Work task:
The records below must be copied in full, exactly as they read.

++++++++

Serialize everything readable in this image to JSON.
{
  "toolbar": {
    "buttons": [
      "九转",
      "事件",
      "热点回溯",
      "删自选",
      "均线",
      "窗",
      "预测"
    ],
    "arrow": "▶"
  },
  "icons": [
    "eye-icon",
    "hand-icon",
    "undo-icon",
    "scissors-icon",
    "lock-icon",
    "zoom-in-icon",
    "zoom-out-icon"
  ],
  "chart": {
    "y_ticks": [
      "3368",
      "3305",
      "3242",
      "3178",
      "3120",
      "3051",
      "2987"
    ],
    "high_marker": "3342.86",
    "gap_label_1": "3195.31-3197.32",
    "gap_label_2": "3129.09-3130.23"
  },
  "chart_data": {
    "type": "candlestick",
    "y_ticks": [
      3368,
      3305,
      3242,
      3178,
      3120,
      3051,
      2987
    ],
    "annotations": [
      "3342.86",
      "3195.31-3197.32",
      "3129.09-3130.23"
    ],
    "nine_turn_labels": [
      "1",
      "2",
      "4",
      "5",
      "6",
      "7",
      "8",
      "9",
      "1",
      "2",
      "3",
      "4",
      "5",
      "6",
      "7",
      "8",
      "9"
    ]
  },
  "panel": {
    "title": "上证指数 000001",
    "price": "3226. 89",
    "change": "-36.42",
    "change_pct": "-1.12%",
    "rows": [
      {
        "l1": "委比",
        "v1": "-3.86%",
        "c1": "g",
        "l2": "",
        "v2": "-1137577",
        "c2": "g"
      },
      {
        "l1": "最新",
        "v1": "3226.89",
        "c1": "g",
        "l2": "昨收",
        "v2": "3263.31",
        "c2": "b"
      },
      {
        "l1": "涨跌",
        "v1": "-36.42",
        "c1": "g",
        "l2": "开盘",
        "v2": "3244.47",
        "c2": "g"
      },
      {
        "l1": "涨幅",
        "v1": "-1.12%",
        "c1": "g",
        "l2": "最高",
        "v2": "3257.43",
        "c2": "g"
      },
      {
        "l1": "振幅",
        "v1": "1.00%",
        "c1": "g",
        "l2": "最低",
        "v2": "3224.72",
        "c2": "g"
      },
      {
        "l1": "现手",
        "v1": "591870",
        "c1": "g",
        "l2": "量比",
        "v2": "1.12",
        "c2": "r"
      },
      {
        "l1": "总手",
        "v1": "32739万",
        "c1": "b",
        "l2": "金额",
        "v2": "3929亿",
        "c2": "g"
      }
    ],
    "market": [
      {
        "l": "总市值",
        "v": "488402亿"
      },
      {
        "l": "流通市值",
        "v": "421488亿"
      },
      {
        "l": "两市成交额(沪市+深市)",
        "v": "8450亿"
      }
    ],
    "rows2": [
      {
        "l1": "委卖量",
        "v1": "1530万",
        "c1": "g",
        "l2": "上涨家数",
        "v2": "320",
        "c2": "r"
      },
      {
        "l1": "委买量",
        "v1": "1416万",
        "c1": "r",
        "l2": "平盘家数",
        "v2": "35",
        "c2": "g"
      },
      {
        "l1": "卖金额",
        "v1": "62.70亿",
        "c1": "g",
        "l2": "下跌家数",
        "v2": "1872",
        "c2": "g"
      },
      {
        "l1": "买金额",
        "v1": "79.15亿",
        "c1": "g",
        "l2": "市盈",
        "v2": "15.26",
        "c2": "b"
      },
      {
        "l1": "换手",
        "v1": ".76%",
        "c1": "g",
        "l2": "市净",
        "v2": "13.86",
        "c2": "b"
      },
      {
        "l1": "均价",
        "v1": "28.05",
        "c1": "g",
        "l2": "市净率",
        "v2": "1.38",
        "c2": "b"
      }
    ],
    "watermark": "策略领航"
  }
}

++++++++

Response area:
Serialize everything readable in this image to JSON.
{
  "toolbar": {
    "buttons": [
      "九转",
      "事件",
      "热点回溯",
      "删自选",
      "均线",
      "窗",
      "预测"
    ],
    "arrow": "▶"
  },
  "icons": [
    "eye-icon",
    "hand-icon",
    "undo-icon",
    "scissors-icon",
    "lock-icon",
    "zoom-in-icon",
    "zoom-out-icon"
  ],
  "chart": {
    "y_ticks": [
      "3368",
      "3305",
      "3242",
      "3178",
      "3120",
      "3051",
      "2987"
    ],
    "high_marker": "3342.86",
    "gap_label_1": "3195.31-3197.32",
    "gap_label_2": "3129.09-3130.23"
  },
  "chart_data": {
    "type": "candlestick",
    "y_ticks": [
      3368,
      3305,
      3242,
      3178,
      3120,
      3051,
      2987
    ],
    "annotations": [
      "3342.86",
      "3195.31-3197.32",
      "3129.09-3130.23"
    ],
    "nine_turn_labels": [
      "1",
      "2",
      "4",
      "5",
      "6",
      "7",
      "8",
      "9",
      "1",
      "2",
      "3",
      "4",
      "5",
      "6",
      "7",
      "8",
      "9"
    ]
  },
  "panel": {
    "title": "上证指数 000001",
    "price": "3226. 89",
    "change": "-36.42",
    "change_pct": "-1.12%",
    "rows": [
      {
        "l1": "委比",
        "v1": "-3.86%",
        "c1": "g",
        "l2": "",
        "v2": "-1137577",
        "c2": "g"
      },
      {
        "l1": "最新",
        "v1": "3226.89",
        "c1": "g",
        "l2": "昨收",
        "v2": "3263.31",
        "c2": "b"
      },
      {
        "l1": "涨跌",
        "v1": "-36.42",
        "c1": "g",
        "l2": "开盘",
        "v2": "3244.47",
        "c2": "g"
      },
      {
        "l1": "涨幅",
        "v1": "-1.12%",
        "c1": "g",
        "l2": "最高",
        "v2": "3257.43",
        "c2": "g"
      },
      {
        "l1": "振幅",
        "v1": "1.00%",
        "c1": "g",
        "l2": "最低",
        "v2": "3224.72",
        "c2": "g"
      },
      {
        "l1": "现手",
        "v1": "591870",
        "c1": "g",
        "l2": "量比",
        "v2": "1.12",
        "c2": "r"
      },
      {
        "l1": "总手",
        "v1": "32739万",
        "c1": "b",
        "l2": "金额",
        "v2": "3929亿",
        "c2": "g"
      }
    ],
    "market": [
      {
        "l": "总市值",
        "v": "488402亿"
      },
      {
        "l": "流通市值",
        "v": "421488亿"
      },
      {
        "l": "两市成交额(沪市+深市)",
        "v": "8450亿"
      }
    ],
    "rows2": [
      {
        "l1": "委卖量",
        "v1": "1530万",
        "c1": "g",
        "l2": "上涨家数",
        "v2": "320",
        "c2": "r"
      },
      {
        "l1": "委买量",
        "v1": "1416万",
        "c1": "r",
        "l2": "平盘家数",
        "v2": "35",
        "c2": "g"
      },
      {
        "l1": "卖金额",
        "v1": "62.70亿",
        "c1": "g",
        "l2": "下跌家数",
        "v2": "1872",
        "c2": "g"
      },
      {
        "l1": "买金额",
        "v1": "79.15亿",
        "c1": "g",
        "l2": "市盈",
        "v2": "15.26",
        "c2": "b"
      },
      {
        "l1": "换手",
        "v1": ".76%",
        "c1": "g",
        "l2": "市净",
        "v2": "13.86",
        "c2": "b"
      },
      {
        "l1": "均价",
        "v1": "28.05",
        "c1": "g",
        "l2": "市净率",
        "v2": "1.38",
        "c2": "b"
      }
    ],
    "watermark": "策略领航"
  }
}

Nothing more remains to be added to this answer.